§ Directions: Without including any pictures, write out all the entries exactly.

Input records: Begin

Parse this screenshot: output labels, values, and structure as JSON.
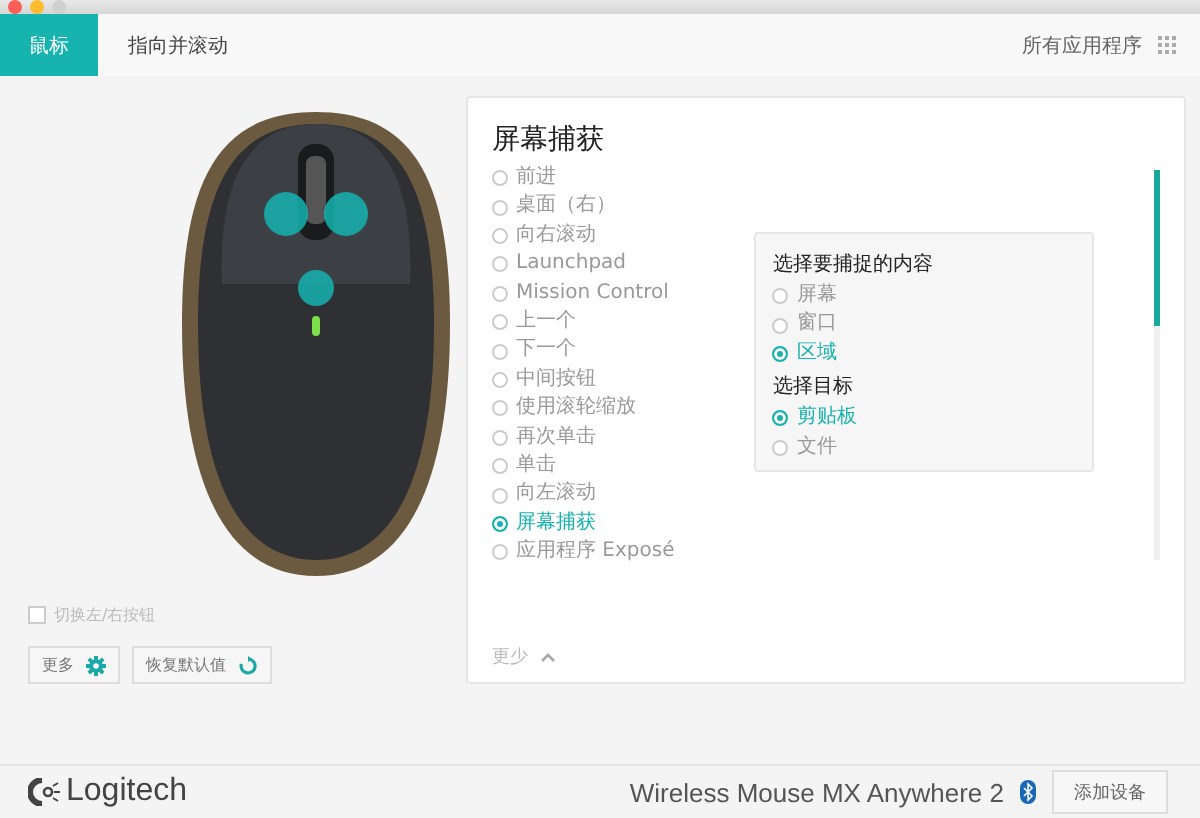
{
  "tabs": [
    {
      "label": "鼠标",
      "selected": true
    },
    {
      "label": "指向并滚动",
      "selected": false
    }
  ],
  "apps_label": "所有应用程序",
  "swap_buttons": {
    "label": "切换左/右按钮",
    "checked": false
  },
  "buttons": [
    {
      "label": "更多",
      "kind": "gear"
    },
    {
      "label": "恢复默认值",
      "kind": "reset"
    }
  ],
  "panel": {
    "title": "屏幕捕获",
    "actions": [
      {
        "label": "前进",
        "selected": false
      },
      {
        "label": "桌面（右）",
        "selected": false
      },
      {
        "label": "向右滚动",
        "selected": false
      },
      {
        "label": "Launchpad",
        "selected": false
      },
      {
        "label": "Mission Control",
        "selected": false
      },
      {
        "label": "上一个",
        "selected": false
      },
      {
        "label": "下一个",
        "selected": false
      },
      {
        "label": "中间按钮",
        "selected": false
      },
      {
        "label": "使用滚轮缩放",
        "selected": false
      },
      {
        "label": "再次单击",
        "selected": false
      },
      {
        "label": "单击",
        "selected": false
      },
      {
        "label": "向左滚动",
        "selected": false
      },
      {
        "label": "屏幕捕获",
        "selected": true
      },
      {
        "label": "应用程序 Exposé",
        "selected": false
      }
    ],
    "less_label": "更少",
    "options": [
      {
        "heading": "选择要捕捉的内容",
        "choices": [
          {
            "label": "屏幕",
            "selected": false
          },
          {
            "label": "窗口",
            "selected": false
          },
          {
            "label": "区域",
            "selected": true
          }
        ]
      },
      {
        "heading": "选择目标",
        "choices": [
          {
            "label": "剪贴板",
            "selected": true
          },
          {
            "label": "文件",
            "selected": false
          }
        ]
      }
    ]
  },
  "footer": {
    "brand": "Logitech",
    "device": "Wireless Mouse MX Anywhere 2",
    "add_button": "添加设备"
  }
}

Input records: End

§ Response area:
Parse this screenshot: output labels, values, and structure as JSON.
{
  "tabs": [
    {
      "label": "鼠标",
      "selected": true
    },
    {
      "label": "指向并滚动",
      "selected": false
    }
  ],
  "apps_label": "所有应用程序",
  "swap_buttons": {
    "label": "切换左/右按钮",
    "checked": false
  },
  "buttons": [
    {
      "label": "更多",
      "kind": "gear"
    },
    {
      "label": "恢复默认值",
      "kind": "reset"
    }
  ],
  "panel": {
    "title": "屏幕捕获",
    "actions": [
      {
        "label": "前进",
        "selected": false
      },
      {
        "label": "桌面（右）",
        "selected": false
      },
      {
        "label": "向右滚动",
        "selected": false
      },
      {
        "label": "Launchpad",
        "selected": false
      },
      {
        "label": "Mission Control",
        "selected": false
      },
      {
        "label": "上一个",
        "selected": false
      },
      {
        "label": "下一个",
        "selected": false
      },
      {
        "label": "中间按钮",
        "selected": false
      },
      {
        "label": "使用滚轮缩放",
        "selected": false
      },
      {
        "label": "再次单击",
        "selected": false
      },
      {
        "label": "单击",
        "selected": false
      },
      {
        "label": "向左滚动",
        "selected": false
      },
      {
        "label": "屏幕捕获",
        "selected": true
      },
      {
        "label": "应用程序 Exposé",
        "selected": false
      }
    ],
    "less_label": "更少",
    "options": [
      {
        "heading": "选择要捕捉的内容",
        "choices": [
          {
            "label": "屏幕",
            "selected": false
          },
          {
            "label": "窗口",
            "selected": false
          },
          {
            "label": "区域",
            "selected": true
          }
        ]
      },
      {
        "heading": "选择目标",
        "choices": [
          {
            "label": "剪贴板",
            "selected": true
          },
          {
            "label": "文件",
            "selected": false
          }
        ]
      }
    ]
  },
  "footer": {
    "brand": "Logitech",
    "device": "Wireless Mouse MX Anywhere 2",
    "add_button": "添加设备"
  }
}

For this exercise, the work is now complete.